Tips to make an impact when working remotely

1. Get to know the people and the tech

Get familiar with the virtual onboarding tools and platforms your new company uses. Whether it's Zoom, Workday, Trello or other collaboration platforms, being proficient in these tools will aid your success. If you work in tech, you will likely pick these up quickly!

Make an onboarding checklist that aligns with your role. Include tasks such as setting up your home office, testing technology, and setting up any meetings you need to do. Find out more about your colleagues and managers by looking up their LinkedIn profiles.

2. Getting to know your manager

Microsoft analysed the behaviours of new starters and found that if new employees met with their manager during their first week, they benefited by:

  • having a larger internal network
  • having better-quality meetings
  • spending more time collaborating with their team

If you do not have a virtual meeting with your manager booked into your diary for week one, initiate one.
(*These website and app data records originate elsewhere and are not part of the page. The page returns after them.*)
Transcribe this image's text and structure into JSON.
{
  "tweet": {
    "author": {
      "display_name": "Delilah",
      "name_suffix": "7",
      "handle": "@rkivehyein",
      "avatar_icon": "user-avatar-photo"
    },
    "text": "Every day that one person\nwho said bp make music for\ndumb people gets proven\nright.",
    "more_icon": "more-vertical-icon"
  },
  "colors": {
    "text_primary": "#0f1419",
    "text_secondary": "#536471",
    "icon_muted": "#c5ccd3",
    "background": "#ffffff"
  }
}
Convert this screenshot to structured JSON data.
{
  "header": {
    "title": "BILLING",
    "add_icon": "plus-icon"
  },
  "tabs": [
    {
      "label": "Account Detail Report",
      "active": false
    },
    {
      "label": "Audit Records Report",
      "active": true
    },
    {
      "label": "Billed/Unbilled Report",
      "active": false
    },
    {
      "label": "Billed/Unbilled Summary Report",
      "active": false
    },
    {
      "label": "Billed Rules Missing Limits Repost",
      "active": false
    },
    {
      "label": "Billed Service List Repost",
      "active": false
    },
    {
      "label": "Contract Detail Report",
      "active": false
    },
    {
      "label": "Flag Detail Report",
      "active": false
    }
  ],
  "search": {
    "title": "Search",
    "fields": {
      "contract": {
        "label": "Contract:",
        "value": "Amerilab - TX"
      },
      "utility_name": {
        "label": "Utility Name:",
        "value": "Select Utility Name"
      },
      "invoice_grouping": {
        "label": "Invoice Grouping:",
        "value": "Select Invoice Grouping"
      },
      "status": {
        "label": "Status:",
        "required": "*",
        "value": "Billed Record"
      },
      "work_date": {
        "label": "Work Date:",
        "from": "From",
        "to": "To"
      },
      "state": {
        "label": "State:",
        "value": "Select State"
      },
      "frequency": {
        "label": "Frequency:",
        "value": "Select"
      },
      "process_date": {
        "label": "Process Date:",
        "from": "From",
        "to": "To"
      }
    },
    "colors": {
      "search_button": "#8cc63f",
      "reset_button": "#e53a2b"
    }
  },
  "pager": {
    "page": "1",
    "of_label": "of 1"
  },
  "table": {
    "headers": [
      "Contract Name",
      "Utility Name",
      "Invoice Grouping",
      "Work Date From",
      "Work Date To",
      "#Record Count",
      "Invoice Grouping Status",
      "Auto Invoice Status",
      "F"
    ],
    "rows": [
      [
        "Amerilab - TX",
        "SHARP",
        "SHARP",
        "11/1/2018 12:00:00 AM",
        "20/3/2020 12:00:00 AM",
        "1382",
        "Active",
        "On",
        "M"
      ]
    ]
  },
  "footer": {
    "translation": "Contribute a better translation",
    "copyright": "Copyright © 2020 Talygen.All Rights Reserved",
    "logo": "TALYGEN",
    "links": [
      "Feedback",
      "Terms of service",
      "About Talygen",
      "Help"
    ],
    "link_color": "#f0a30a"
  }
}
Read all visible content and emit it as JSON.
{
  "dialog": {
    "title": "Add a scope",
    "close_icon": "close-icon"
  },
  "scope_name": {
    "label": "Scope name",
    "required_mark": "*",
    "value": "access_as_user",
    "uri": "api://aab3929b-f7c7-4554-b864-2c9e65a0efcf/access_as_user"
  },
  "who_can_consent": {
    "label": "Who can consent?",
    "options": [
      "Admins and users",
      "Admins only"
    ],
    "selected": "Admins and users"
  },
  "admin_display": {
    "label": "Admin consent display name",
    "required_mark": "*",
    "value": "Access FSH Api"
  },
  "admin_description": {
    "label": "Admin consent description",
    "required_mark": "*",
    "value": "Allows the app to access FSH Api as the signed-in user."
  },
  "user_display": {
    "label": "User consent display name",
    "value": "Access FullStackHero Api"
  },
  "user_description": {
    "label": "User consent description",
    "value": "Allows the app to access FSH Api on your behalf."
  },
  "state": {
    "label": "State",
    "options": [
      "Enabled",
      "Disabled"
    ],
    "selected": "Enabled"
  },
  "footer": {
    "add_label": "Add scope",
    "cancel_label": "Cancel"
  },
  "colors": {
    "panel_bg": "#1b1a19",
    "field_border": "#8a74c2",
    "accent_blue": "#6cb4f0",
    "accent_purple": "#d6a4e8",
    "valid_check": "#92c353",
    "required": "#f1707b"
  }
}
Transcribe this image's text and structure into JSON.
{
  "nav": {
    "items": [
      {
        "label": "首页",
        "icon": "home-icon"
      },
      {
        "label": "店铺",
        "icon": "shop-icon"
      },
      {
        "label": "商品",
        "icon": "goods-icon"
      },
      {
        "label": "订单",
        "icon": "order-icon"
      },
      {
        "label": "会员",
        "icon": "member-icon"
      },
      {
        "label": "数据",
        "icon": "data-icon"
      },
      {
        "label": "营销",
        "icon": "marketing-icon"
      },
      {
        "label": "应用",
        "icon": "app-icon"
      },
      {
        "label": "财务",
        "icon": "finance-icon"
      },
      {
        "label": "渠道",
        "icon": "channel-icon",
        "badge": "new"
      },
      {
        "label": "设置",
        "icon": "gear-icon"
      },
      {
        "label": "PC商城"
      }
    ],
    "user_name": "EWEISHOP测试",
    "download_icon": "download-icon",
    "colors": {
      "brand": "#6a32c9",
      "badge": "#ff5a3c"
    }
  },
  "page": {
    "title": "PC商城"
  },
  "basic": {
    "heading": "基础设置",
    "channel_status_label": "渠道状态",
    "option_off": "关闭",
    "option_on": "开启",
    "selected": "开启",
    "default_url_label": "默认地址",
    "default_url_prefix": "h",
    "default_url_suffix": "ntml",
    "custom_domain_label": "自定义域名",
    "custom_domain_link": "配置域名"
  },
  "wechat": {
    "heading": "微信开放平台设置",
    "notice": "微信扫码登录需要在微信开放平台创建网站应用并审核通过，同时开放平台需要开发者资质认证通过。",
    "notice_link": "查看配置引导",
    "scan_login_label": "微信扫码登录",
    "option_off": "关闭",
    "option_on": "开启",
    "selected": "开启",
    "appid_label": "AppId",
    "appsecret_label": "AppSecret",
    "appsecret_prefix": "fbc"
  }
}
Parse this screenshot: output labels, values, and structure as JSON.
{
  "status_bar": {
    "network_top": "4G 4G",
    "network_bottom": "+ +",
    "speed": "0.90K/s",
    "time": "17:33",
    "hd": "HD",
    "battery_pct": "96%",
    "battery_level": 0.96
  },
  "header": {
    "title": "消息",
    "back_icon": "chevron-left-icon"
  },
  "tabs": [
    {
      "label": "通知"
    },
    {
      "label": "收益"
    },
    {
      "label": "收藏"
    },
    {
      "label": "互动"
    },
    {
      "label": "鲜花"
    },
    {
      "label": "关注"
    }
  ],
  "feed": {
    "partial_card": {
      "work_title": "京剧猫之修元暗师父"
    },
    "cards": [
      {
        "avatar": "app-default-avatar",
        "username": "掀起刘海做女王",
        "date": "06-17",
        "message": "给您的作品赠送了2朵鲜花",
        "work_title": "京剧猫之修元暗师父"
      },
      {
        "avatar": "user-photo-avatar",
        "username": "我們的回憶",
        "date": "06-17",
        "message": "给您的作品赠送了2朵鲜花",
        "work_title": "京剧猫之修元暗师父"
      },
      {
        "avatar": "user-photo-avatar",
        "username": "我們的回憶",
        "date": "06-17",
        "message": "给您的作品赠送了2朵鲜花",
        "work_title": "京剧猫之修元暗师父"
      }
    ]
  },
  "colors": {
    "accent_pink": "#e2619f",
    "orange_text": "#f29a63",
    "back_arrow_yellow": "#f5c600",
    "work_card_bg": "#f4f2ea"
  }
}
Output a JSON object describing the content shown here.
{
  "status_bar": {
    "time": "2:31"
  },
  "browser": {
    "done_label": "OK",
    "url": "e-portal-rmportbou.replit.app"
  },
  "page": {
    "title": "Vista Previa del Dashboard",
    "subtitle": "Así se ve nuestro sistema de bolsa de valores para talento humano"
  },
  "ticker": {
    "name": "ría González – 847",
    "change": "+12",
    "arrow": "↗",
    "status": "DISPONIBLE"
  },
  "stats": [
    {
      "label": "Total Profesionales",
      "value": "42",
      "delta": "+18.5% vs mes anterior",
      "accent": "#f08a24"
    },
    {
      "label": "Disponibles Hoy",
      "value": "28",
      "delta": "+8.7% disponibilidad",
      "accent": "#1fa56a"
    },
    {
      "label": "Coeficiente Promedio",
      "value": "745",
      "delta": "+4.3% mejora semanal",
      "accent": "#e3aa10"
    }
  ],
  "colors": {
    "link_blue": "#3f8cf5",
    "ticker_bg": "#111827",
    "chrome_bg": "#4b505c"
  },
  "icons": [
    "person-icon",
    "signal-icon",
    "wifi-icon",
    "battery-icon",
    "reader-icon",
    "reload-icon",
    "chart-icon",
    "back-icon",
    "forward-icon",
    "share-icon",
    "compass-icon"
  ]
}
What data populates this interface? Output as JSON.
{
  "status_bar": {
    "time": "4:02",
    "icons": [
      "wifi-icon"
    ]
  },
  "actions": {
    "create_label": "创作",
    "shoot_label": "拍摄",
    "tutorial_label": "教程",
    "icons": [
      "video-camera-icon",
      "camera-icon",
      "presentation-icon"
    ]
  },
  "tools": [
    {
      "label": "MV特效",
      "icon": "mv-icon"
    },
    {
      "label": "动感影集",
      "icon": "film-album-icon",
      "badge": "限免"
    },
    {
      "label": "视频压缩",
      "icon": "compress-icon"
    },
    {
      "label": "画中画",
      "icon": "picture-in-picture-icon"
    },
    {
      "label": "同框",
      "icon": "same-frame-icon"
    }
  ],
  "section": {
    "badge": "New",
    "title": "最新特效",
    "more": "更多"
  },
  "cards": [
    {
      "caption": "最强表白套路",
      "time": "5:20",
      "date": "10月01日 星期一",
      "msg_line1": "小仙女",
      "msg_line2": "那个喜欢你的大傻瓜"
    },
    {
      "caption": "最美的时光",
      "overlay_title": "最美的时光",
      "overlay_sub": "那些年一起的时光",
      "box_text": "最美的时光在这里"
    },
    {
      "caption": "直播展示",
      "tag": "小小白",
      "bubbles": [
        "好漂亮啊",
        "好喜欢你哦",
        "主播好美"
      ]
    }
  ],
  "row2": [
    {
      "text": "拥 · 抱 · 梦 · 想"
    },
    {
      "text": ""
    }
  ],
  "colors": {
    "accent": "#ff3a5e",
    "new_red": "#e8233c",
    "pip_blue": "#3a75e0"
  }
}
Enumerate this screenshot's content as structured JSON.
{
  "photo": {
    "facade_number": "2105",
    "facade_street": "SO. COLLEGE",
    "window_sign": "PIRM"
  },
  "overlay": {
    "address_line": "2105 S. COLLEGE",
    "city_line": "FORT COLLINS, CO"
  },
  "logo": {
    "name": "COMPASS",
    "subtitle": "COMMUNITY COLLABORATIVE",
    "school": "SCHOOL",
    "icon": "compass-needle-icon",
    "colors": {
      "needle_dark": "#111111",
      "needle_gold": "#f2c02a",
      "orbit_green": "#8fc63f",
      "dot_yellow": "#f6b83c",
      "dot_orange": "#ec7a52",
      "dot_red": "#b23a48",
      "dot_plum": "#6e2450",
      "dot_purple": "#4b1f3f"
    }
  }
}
When you speak with them, try to gain insights into their leadership style, expectations, and team dynamics.

In the office, managers pick up on facial expressions, behaviours, and tone of voice and help if they think you need it. In video and phone meetings, it is challenging for line managers to see if you’re struggling. So, don’t be afraid to speak up and check in with your manager for regular feedback.

3. Getting to know your colleagues

Ideally, your manager will send out an announcement to introduce you. In a virtual meeting, it will be more challenging to get to know your team. You might be the only remote worker or the whole team may work at home. You may need to be more explicit about announcing yourself as the new starter. See if you can introduce yourself at the first team meeting. Use emails and internal messaging platforms to let colleagues know you’re the new person, tell them about yourself and your experience and to talk about the work you will be doing. Ensure you ask your new colleagues what they are working on too, as this will help you identify potential workmates and go-to people who you can ask for help.

4. Understanding the culture

When you're working remotely, it can be difficult to understand and be a part of the company culture. Without visiting the office or meeting the team in person, it’s hard to see the team dynamics.

Each organisation you work for has its own unique culture. This culture consists of unspoken goals, accepted practices, people relationships and acronyms that employees use inside the company.

5. Establish communication channels

Remote work relies on effective communication. Ensure you use the communication channels your team uses, whether it's email, messaging apps, or project management tools. Establishing clear communication from the start will enable you to feel connected and informed.

6. Establish your boundaries

Communicate with your new manager and colleagues, make them aware of your working hours and when your normal lunch hour will be. They will then know when you’re not available. Also let them know in advance if you will need to take time out for unavoidable appointments etc. This will manage expectations and reduce the chance of missing actions, which can be stressful for home workers.

7. Establish communication channels

Ask about remote training. Many companies provide online training sessions, webinars, e-learning, and virtual workshops for remote workers. It is a good way to meet more people and understand more about the company and its culture.

Remember, remote onboarding is a collaborative effort, and both you and your employer play roles in ensuring a smooth transition. Embrace all that remote work offers and use available resources to make the most of your new role from the comfort of your own space.